Set down the data again word for word. Skip any pictures.

-*-

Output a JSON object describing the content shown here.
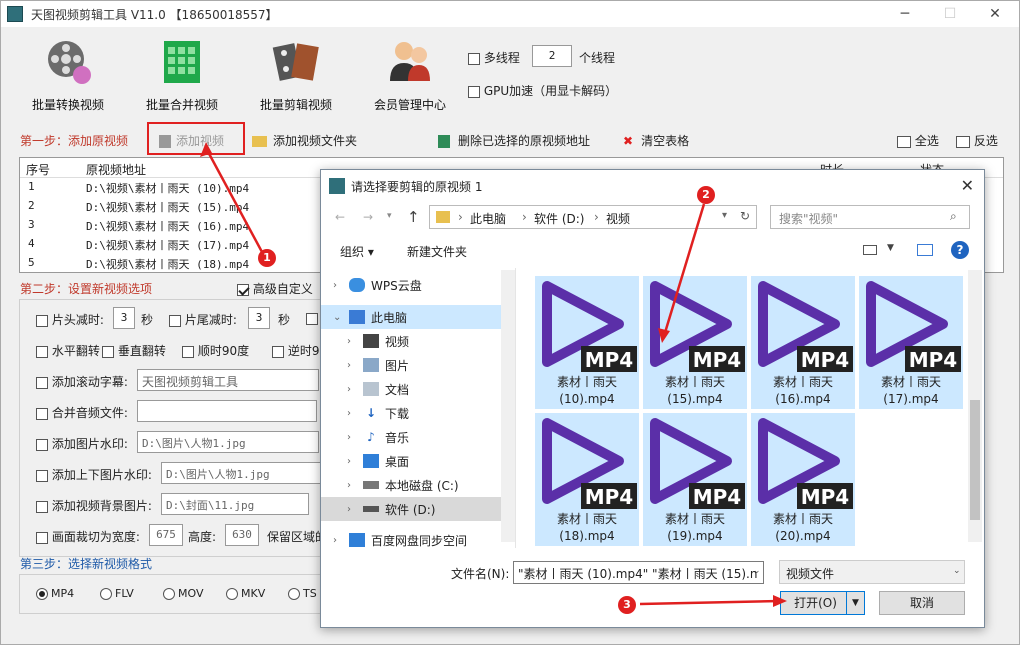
{
  "window": {
    "title": "天图视频剪辑工具 V11.0 【18650018557】"
  },
  "toolbar": [
    {
      "label": "批量转换视频",
      "icon": "film-reel-icon"
    },
    {
      "label": "批量合并视频",
      "icon": "green-grid-icon"
    },
    {
      "label": "批量剪辑视频",
      "icon": "film-strip-icon"
    },
    {
      "label": "会员管理中心",
      "icon": "users-icon"
    }
  ],
  "options": {
    "multithread_label": "多线程",
    "thread_count": "2",
    "thread_unit": "个线程",
    "gpu_label": "GPU加速（用显卡解码）"
  },
  "step1": {
    "label": "第一步：添加原视频",
    "add_video": "添加视频",
    "add_folder": "添加视频文件夹",
    "delete_selected": "删除已选择的原视频地址",
    "clear_table": "清空表格",
    "select_all": "全选",
    "invert": "反选"
  },
  "table": {
    "headers": [
      "序号",
      "原视频地址",
      "时长",
      "状态"
    ],
    "rows": [
      {
        "no": "1",
        "path": "D:\\视频\\素材丨雨天 (10).mp4"
      },
      {
        "no": "2",
        "path": "D:\\视频\\素材丨雨天 (15).mp4"
      },
      {
        "no": "3",
        "path": "D:\\视频\\素材丨雨天 (16).mp4"
      },
      {
        "no": "4",
        "path": "D:\\视频\\素材丨雨天 (17).mp4"
      },
      {
        "no": "5",
        "path": "D:\\视频\\素材丨雨天 (18).mp4"
      }
    ]
  },
  "step2": {
    "label": "第二步：设置新视频选项",
    "advanced": "高级自定义",
    "head_cut": "片头减时:",
    "head_val": "3",
    "sec": "秒",
    "tail_cut": "片尾减时:",
    "tail_val": "3",
    "sec2": "秒",
    "hflip": "水平翻转",
    "vflip": "垂直翻转",
    "cw90": "顺时90度",
    "ccw90": "逆时9",
    "subtitle": "添加滚动字幕:",
    "subtitle_val": "天图视频剪辑工具",
    "merge_audio": "合并音频文件:",
    "watermark": "添加图片水印:",
    "watermark_val": "D:\\图片\\人物1.jpg",
    "tb_image": "添加上下图片水印:",
    "tb_image_val": "D:\\图片\\人物1.jpg",
    "bg_image": "添加视频背景图片:",
    "bg_image_val": "D:\\封面\\11.jpg",
    "crop": "画面裁切为宽度:",
    "crop_w": "675",
    "crop_h_label": "高度:",
    "crop_h": "630",
    "keep_area": "保留区域的"
  },
  "step3": {
    "label": "第三步：选择新视频格式",
    "formats": [
      "MP4",
      "FLV",
      "MOV",
      "MKV",
      "TS"
    ],
    "selected": "MP4"
  },
  "dialog": {
    "title": "请选择要剪辑的原视频 1",
    "breadcrumb": [
      "此电脑",
      "软件 (D:)",
      "视频"
    ],
    "search_placeholder": "搜索\"视频\"",
    "organize": "组织 ▾",
    "new_folder": "新建文件夹",
    "nav": [
      {
        "label": "WPS云盘",
        "icon": "cloud-icon"
      },
      {
        "label": "此电脑",
        "icon": "computer-icon"
      },
      {
        "label": "视频",
        "icon": "video-folder-icon"
      },
      {
        "label": "图片",
        "icon": "picture-folder-icon"
      },
      {
        "label": "文档",
        "icon": "document-folder-icon"
      },
      {
        "label": "下载",
        "icon": "download-folder-icon"
      },
      {
        "label": "音乐",
        "icon": "music-folder-icon"
      },
      {
        "label": "桌面",
        "icon": "desktop-folder-icon"
      },
      {
        "label": "本地磁盘 (C:)",
        "icon": "drive-c-icon"
      },
      {
        "label": "软件 (D:)",
        "icon": "drive-d-icon"
      },
      {
        "label": "百度网盘同步空间",
        "icon": "baidu-icon"
      }
    ],
    "files": [
      {
        "name": "素材丨雨天",
        "ext": "(10).mp4"
      },
      {
        "name": "素材丨雨天",
        "ext": "(15).mp4"
      },
      {
        "name": "素材丨雨天",
        "ext": "(16).mp4"
      },
      {
        "name": "素材丨雨天",
        "ext": "(17).mp4"
      },
      {
        "name": "素材丨雨天",
        "ext": "(18).mp4"
      },
      {
        "name": "素材丨雨天",
        "ext": "(19).mp4"
      },
      {
        "name": "素材丨雨天",
        "ext": "(20).mp4"
      }
    ],
    "mp4_badge": "MP4",
    "filename_label": "文件名(N):",
    "filename_value": "\"素材丨雨天 (10).mp4\" \"素材丨雨天 (15).n",
    "filetype": "视频文件",
    "open": "打开(O)",
    "cancel": "取消"
  },
  "callouts": [
    "1",
    "2",
    "3"
  ],
  "colors": {
    "accent_red": "#e02020",
    "step_red": "#c0392b",
    "step_blue": "#1e5aa8",
    "tile_bg": "#cce8ff",
    "play_purple": "#5b2fa8"
  }
}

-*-

◆ RESULT OF THIS EXERCISE
Output a JSON object describing the content shown here.
{
  "window": {
    "title": "天图视频剪辑工具 V11.0 【18650018557】"
  },
  "toolbar": [
    {
      "label": "批量转换视频",
      "icon": "film-reel-icon"
    },
    {
      "label": "批量合并视频",
      "icon": "green-grid-icon"
    },
    {
      "label": "批量剪辑视频",
      "icon": "film-strip-icon"
    },
    {
      "label": "会员管理中心",
      "icon": "users-icon"
    }
  ],
  "options": {
    "multithread_label": "多线程",
    "thread_count": "2",
    "thread_unit": "个线程",
    "gpu_label": "GPU加速（用显卡解码）"
  },
  "step1": {
    "label": "第一步：添加原视频",
    "add_video": "添加视频",
    "add_folder": "添加视频文件夹",
    "delete_selected": "删除已选择的原视频地址",
    "clear_table": "清空表格",
    "select_all": "全选",
    "invert": "反选"
  },
  "table": {
    "headers": [
      "序号",
      "原视频地址",
      "时长",
      "状态"
    ],
    "rows": [
      {
        "no": "1",
        "path": "D:\\视频\\素材丨雨天 (10).mp4"
      },
      {
        "no": "2",
        "path": "D:\\视频\\素材丨雨天 (15).mp4"
      },
      {
        "no": "3",
        "path": "D:\\视频\\素材丨雨天 (16).mp4"
      },
      {
        "no": "4",
        "path": "D:\\视频\\素材丨雨天 (17).mp4"
      },
      {
        "no": "5",
        "path": "D:\\视频\\素材丨雨天 (18).mp4"
      }
    ]
  },
  "step2": {
    "label": "第二步：设置新视频选项",
    "advanced": "高级自定义",
    "head_cut": "片头减时:",
    "head_val": "3",
    "sec": "秒",
    "tail_cut": "片尾减时:",
    "tail_val": "3",
    "sec2": "秒",
    "hflip": "水平翻转",
    "vflip": "垂直翻转",
    "cw90": "顺时90度",
    "ccw90": "逆时9",
    "subtitle": "添加滚动字幕:",
    "subtitle_val": "天图视频剪辑工具",
    "merge_audio": "合并音频文件:",
    "watermark": "添加图片水印:",
    "watermark_val": "D:\\图片\\人物1.jpg",
    "tb_image": "添加上下图片水印:",
    "tb_image_val": "D:\\图片\\人物1.jpg",
    "bg_image": "添加视频背景图片:",
    "bg_image_val": "D:\\封面\\11.jpg",
    "crop": "画面裁切为宽度:",
    "crop_w": "675",
    "crop_h_label": "高度:",
    "crop_h": "630",
    "keep_area": "保留区域的"
  },
  "step3": {
    "label": "第三步：选择新视频格式",
    "formats": [
      "MP4",
      "FLV",
      "MOV",
      "MKV",
      "TS"
    ],
    "selected": "MP4"
  },
  "dialog": {
    "title": "请选择要剪辑的原视频 1",
    "breadcrumb": [
      "此电脑",
      "软件 (D:)",
      "视频"
    ],
    "search_placeholder": "搜索\"视频\"",
    "organize": "组织 ▾",
    "new_folder": "新建文件夹",
    "nav": [
      {
        "label": "WPS云盘",
        "icon": "cloud-icon"
      },
      {
        "label": "此电脑",
        "icon": "computer-icon"
      },
      {
        "label": "视频",
        "icon": "video-folder-icon"
      },
      {
        "label": "图片",
        "icon": "picture-folder-icon"
      },
      {
        "label": "文档",
        "icon": "document-folder-icon"
      },
      {
        "label": "下载",
        "icon": "download-folder-icon"
      },
      {
        "label": "音乐",
        "icon": "music-folder-icon"
      },
      {
        "label": "桌面",
        "icon": "desktop-folder-icon"
      },
      {
        "label": "本地磁盘 (C:)",
        "icon": "drive-c-icon"
      },
      {
        "label": "软件 (D:)",
        "icon": "drive-d-icon"
      },
      {
        "label": "百度网盘同步空间",
        "icon": "baidu-icon"
      }
    ],
    "files": [
      {
        "name": "素材丨雨天",
        "ext": "(10).mp4"
      },
      {
        "name": "素材丨雨天",
        "ext": "(15).mp4"
      },
      {
        "name": "素材丨雨天",
        "ext": "(16).mp4"
      },
      {
        "name": "素材丨雨天",
        "ext": "(17).mp4"
      },
      {
        "name": "素材丨雨天",
        "ext": "(18).mp4"
      },
      {
        "name": "素材丨雨天",
        "ext": "(19).mp4"
      },
      {
        "name": "素材丨雨天",
        "ext": "(20).mp4"
      }
    ],
    "mp4_badge": "MP4",
    "filename_label": "文件名(N):",
    "filename_value": "\"素材丨雨天 (10).mp4\" \"素材丨雨天 (15).n",
    "filetype": "视频文件",
    "open": "打开(O)",
    "cancel": "取消"
  },
  "callouts": [
    "1",
    "2",
    "3"
  ],
  "colors": {
    "accent_red": "#e02020",
    "step_red": "#c0392b",
    "step_blue": "#1e5aa8",
    "tile_bg": "#cce8ff",
    "play_purple": "#5b2fa8"
  }
}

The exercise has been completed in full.